* **Activity**: Every record needs to be repeated exactly; its pictures do not.

* **Source records**:
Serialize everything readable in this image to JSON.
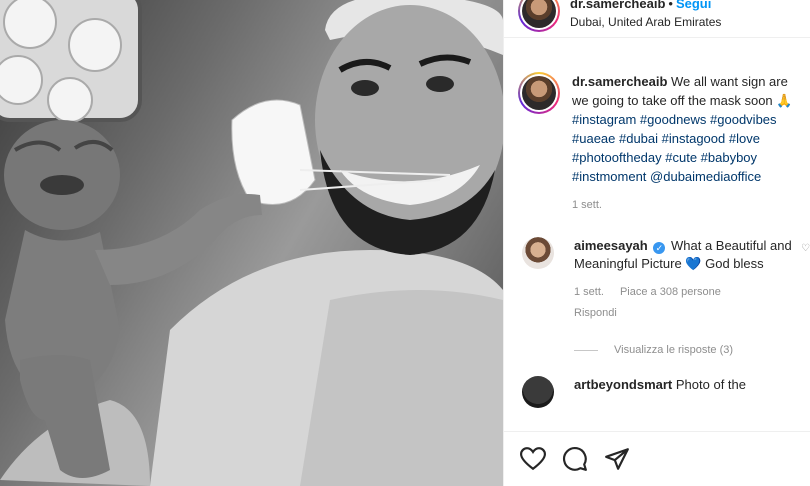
{
  "post": {
    "username": "dr.samercheaib",
    "follow_label": "Segui",
    "location": "Dubai, United Arab Emirates",
    "caption_text": "We all want sign are we going to take off the mask soon 🙏",
    "caption_tags": "#instagram #goodnews #goodvibes #uaeae #dubai #instagood #love #photooftheday #cute #babyboy #instmoment @dubaimediaoffice",
    "caption_time": "1 sett."
  },
  "comments": [
    {
      "username": "aimeesayah",
      "text": "What a Beautiful and Meaningful Picture",
      "emoji": "💙",
      "text_after": "God bless",
      "time": "1 sett.",
      "likes": "Piace a 308 persone",
      "reply": "Rispondi",
      "view_replies": "Visualizza le risposte (3)"
    },
    {
      "username": "artbeyondsmart",
      "text": "Photo of the"
    }
  ],
  "icons": {
    "like": "heart-icon",
    "comment": "comment-icon",
    "share": "share-icon"
  }
}
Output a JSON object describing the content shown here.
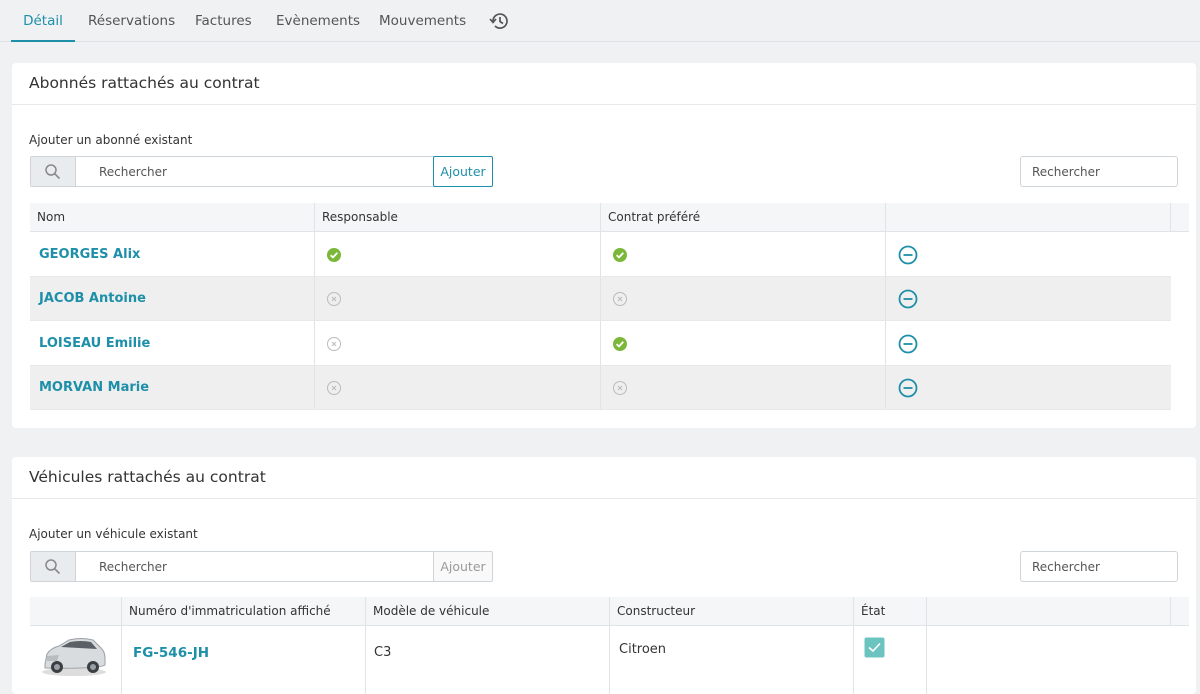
{
  "tabs": [
    {
      "label": "Détail",
      "active": true
    },
    {
      "label": "Réservations"
    },
    {
      "label": "Factures"
    },
    {
      "label": "Evènements"
    },
    {
      "label": "Mouvements"
    }
  ],
  "subscribers": {
    "title": "Abonnés rattachés au contrat",
    "add_label": "Ajouter un abonné existant",
    "search_placeholder": "Rechercher",
    "add_button": "Ajouter",
    "filter_placeholder": "Rechercher",
    "columns": [
      "Nom",
      "Responsable",
      "Contrat préféré",
      ""
    ],
    "rows": [
      {
        "name": "GEORGES Alix",
        "responsable": true,
        "prefere": true
      },
      {
        "name": "JACOB Antoine",
        "responsable": false,
        "prefere": false
      },
      {
        "name": "LOISEAU Emilie",
        "responsable": false,
        "prefere": true
      },
      {
        "name": "MORVAN Marie",
        "responsable": false,
        "prefere": false
      }
    ]
  },
  "vehicles": {
    "title": "Véhicules rattachés au contrat",
    "add_label": "Ajouter un véhicule existant",
    "search_placeholder": "Rechercher",
    "add_button": "Ajouter",
    "filter_placeholder": "Rechercher",
    "columns": [
      "",
      "Numéro d'immatriculation affiché",
      "Modèle de véhicule",
      "Constructeur",
      "État",
      ""
    ],
    "rows": [
      {
        "plate": "FG-546-JH",
        "model": "C3",
        "maker": "Citroen",
        "state_ok": true
      }
    ]
  },
  "colors": {
    "accent": "#1e8fa8",
    "check_green": "#7bb83a",
    "state_teal": "#6cc4c0"
  }
}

* **Final answer**:
Serialize everything readable in this image to JSON.
{
  "post": {
    "username": "dr.samercheaib",
    "follow_label": "Segui",
    "location": "Dubai, United Arab Emirates",
    "caption_text": "We all want sign are we going to take off the mask soon 🙏",
    "caption_tags": "#instagram #goodnews #goodvibes #uaeae #dubai #instagood #love #photooftheday #cute #babyboy #instmoment @dubaimediaoffice",
    "caption_time": "1 sett."
  },
  "comments": [
    {
      "username": "aimeesayah",
      "text": "What a Beautiful and Meaningful Picture",
      "emoji": "💙",
      "text_after": "God bless",
      "time": "1 sett.",
      "likes": "Piace a 308 persone",
      "reply": "Rispondi",
      "view_replies": "Visualizza le risposte (3)"
    },
    {
      "username": "artbeyondsmart",
      "text": "Photo of the"
    }
  ],
  "icons": {
    "like": "heart-icon",
    "comment": "comment-icon",
    "share": "share-icon"
  }
}
Output a JSON object describing the content shown here.
{
  "tabs": [
    {
      "label": "Détail",
      "active": true
    },
    {
      "label": "Réservations"
    },
    {
      "label": "Factures"
    },
    {
      "label": "Evènements"
    },
    {
      "label": "Mouvements"
    }
  ],
  "subscribers": {
    "title": "Abonnés rattachés au contrat",
    "add_label": "Ajouter un abonné existant",
    "search_placeholder": "Rechercher",
    "add_button": "Ajouter",
    "filter_placeholder": "Rechercher",
    "columns": [
      "Nom",
      "Responsable",
      "Contrat préféré",
      ""
    ],
    "rows": [
      {
        "name": "GEORGES Alix",
        "responsable": true,
        "prefere": true
      },
      {
        "name": "JACOB Antoine",
        "responsable": false,
        "prefere": false
      },
      {
        "name": "LOISEAU Emilie",
        "responsable": false,
        "prefere": true
      },
      {
        "name": "MORVAN Marie",
        "responsable": false,
        "prefere": false
      }
    ]
  },
  "vehicles": {
    "title": "Véhicules rattachés au contrat",
    "add_label": "Ajouter un véhicule existant",
    "search_placeholder": "Rechercher",
    "add_button": "Ajouter",
    "filter_placeholder": "Rechercher",
    "columns": [
      "",
      "Numéro d'immatriculation affiché",
      "Modèle de véhicule",
      "Constructeur",
      "État",
      ""
    ],
    "rows": [
      {
        "plate": "FG-546-JH",
        "model": "C3",
        "maker": "Citroen",
        "state_ok": true
      }
    ]
  },
  "colors": {
    "accent": "#1e8fa8",
    "check_green": "#7bb83a",
    "state_teal": "#6cc4c0"
  }
}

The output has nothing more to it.